**The task:** Throughout the entries below, report every line where "this" is found.

[Element data from apps and pages]
○ ○ ○ ○

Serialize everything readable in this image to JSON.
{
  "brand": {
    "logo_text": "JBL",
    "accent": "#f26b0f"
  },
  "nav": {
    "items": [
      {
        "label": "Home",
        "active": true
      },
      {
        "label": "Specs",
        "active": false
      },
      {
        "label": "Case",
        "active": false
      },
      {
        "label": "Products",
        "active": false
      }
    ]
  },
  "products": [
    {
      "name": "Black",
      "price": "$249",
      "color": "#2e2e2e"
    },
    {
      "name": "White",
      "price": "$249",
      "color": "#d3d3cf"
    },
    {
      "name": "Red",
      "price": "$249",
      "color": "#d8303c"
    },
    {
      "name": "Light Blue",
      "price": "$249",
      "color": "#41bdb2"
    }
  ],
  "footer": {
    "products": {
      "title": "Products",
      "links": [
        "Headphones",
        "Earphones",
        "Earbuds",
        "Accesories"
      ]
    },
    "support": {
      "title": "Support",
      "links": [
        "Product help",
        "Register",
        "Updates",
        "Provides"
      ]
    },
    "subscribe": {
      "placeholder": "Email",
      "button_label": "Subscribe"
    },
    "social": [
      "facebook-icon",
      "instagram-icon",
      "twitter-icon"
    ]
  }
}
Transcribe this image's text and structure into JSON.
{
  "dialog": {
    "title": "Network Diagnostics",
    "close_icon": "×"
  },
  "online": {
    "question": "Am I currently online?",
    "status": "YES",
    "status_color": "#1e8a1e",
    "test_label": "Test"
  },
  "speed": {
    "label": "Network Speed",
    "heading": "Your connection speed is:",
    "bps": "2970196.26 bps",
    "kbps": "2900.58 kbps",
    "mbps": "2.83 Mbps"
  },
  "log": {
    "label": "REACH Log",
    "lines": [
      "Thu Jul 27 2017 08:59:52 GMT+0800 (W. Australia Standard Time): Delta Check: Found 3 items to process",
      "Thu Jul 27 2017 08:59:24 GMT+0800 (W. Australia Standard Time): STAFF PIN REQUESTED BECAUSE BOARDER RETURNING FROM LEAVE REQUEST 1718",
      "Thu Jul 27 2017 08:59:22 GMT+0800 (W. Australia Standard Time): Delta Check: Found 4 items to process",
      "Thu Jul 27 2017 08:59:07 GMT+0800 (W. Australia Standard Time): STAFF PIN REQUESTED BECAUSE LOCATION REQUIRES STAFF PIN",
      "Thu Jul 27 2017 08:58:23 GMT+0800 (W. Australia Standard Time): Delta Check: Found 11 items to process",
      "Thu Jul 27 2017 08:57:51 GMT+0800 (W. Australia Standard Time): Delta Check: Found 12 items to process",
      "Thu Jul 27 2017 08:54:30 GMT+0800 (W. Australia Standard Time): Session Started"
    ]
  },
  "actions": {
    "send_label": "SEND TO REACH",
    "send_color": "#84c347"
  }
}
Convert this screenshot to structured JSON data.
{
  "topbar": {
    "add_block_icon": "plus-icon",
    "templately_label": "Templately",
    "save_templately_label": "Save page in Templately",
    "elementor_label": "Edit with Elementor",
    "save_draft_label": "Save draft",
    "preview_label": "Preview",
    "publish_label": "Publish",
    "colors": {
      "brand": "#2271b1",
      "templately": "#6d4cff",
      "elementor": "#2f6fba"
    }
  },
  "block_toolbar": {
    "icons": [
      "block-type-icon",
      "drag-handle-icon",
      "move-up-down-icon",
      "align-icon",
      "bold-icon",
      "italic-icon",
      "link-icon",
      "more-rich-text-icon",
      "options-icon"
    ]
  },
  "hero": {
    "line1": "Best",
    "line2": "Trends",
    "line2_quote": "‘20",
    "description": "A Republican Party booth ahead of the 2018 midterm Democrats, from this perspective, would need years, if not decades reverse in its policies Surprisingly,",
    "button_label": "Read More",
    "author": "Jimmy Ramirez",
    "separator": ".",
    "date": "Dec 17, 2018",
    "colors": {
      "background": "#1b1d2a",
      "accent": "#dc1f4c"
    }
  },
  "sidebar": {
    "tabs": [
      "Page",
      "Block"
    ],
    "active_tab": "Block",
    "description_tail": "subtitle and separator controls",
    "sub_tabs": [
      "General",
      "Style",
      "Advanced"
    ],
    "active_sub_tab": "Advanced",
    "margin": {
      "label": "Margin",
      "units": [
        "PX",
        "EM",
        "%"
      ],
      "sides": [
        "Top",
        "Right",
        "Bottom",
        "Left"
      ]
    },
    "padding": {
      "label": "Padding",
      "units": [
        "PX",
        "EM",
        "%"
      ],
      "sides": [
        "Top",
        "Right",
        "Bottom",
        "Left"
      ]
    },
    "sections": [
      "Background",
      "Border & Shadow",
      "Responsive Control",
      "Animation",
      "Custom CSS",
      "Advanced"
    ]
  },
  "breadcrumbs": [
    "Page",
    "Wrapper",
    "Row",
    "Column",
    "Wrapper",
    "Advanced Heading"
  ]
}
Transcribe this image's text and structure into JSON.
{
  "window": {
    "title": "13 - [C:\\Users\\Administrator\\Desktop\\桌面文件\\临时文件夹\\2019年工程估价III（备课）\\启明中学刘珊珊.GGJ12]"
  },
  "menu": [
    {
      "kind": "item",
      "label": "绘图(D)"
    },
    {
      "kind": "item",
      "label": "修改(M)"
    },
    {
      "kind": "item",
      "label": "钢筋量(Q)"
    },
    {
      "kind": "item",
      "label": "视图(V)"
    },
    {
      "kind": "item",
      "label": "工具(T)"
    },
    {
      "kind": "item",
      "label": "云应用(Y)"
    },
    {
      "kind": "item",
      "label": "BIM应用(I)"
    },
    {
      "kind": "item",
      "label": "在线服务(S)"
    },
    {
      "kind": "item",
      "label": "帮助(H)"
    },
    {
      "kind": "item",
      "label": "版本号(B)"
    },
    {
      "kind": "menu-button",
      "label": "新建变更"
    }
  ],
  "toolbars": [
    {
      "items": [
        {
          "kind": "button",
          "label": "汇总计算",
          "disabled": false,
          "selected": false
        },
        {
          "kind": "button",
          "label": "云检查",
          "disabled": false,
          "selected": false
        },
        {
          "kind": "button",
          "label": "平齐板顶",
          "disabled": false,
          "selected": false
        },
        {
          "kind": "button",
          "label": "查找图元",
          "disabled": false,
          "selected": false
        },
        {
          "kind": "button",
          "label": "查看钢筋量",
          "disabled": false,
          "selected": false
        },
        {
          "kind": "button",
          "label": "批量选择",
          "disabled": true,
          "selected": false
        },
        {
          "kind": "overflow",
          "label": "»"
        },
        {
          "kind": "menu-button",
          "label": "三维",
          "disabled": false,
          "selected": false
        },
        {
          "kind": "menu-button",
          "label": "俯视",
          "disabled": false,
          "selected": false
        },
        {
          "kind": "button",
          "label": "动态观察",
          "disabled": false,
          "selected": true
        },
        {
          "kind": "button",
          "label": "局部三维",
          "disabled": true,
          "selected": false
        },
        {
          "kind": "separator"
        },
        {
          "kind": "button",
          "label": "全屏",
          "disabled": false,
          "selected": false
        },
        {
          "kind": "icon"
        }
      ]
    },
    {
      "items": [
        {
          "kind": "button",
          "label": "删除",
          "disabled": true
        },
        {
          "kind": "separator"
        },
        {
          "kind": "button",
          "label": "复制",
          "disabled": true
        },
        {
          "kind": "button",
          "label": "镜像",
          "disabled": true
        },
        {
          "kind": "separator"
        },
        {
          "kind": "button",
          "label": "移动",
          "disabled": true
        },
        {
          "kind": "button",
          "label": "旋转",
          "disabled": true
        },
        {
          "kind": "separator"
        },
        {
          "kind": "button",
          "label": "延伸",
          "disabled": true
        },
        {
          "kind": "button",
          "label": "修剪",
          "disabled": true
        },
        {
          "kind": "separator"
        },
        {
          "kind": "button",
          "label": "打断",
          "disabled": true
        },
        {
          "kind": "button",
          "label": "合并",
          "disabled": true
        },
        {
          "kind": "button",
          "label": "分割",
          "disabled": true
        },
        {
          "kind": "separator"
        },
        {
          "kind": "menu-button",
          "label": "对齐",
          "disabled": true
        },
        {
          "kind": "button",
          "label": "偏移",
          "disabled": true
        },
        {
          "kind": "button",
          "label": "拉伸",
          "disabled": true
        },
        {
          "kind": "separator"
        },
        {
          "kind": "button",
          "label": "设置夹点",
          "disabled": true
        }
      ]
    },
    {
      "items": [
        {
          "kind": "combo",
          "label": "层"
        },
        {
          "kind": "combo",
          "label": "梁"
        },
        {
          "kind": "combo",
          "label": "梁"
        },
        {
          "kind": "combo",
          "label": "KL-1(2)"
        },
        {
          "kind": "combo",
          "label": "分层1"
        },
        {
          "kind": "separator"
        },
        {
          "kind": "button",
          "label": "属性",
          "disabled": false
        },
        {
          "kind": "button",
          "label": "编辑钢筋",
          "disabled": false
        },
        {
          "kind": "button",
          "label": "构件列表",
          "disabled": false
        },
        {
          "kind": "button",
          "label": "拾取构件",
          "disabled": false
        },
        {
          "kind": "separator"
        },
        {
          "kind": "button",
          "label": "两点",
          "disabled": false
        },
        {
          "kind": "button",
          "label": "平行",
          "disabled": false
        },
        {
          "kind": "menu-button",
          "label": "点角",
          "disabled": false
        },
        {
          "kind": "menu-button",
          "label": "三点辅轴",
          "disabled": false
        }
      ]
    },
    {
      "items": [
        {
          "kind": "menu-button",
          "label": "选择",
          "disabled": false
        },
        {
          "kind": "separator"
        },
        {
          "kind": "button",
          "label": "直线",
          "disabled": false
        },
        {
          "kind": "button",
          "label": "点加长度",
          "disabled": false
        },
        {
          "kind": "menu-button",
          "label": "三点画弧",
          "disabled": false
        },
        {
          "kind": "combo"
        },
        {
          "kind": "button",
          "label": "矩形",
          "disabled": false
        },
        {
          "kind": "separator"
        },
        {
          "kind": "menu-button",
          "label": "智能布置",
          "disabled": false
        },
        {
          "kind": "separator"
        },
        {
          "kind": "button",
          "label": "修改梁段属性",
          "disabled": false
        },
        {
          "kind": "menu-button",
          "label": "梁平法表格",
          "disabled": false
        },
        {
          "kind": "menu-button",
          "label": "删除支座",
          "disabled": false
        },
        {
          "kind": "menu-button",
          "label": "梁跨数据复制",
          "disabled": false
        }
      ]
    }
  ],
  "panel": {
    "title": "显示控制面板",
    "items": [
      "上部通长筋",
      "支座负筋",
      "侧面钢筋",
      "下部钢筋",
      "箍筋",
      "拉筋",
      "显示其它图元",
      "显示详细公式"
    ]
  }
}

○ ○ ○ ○

**Problem solution:**
Serialize everything readable in this image to JSON.
Transcribe this image's text and structure into JSON.
Convert this screenshot to structured JSON data.
    "description": "A Republican Party booth ahead of the 2018 midterm Democrats, from this perspective, would need years, if not decades reverse in its policies Surprisingly,",
Transcribe this image's text and structure into JSON.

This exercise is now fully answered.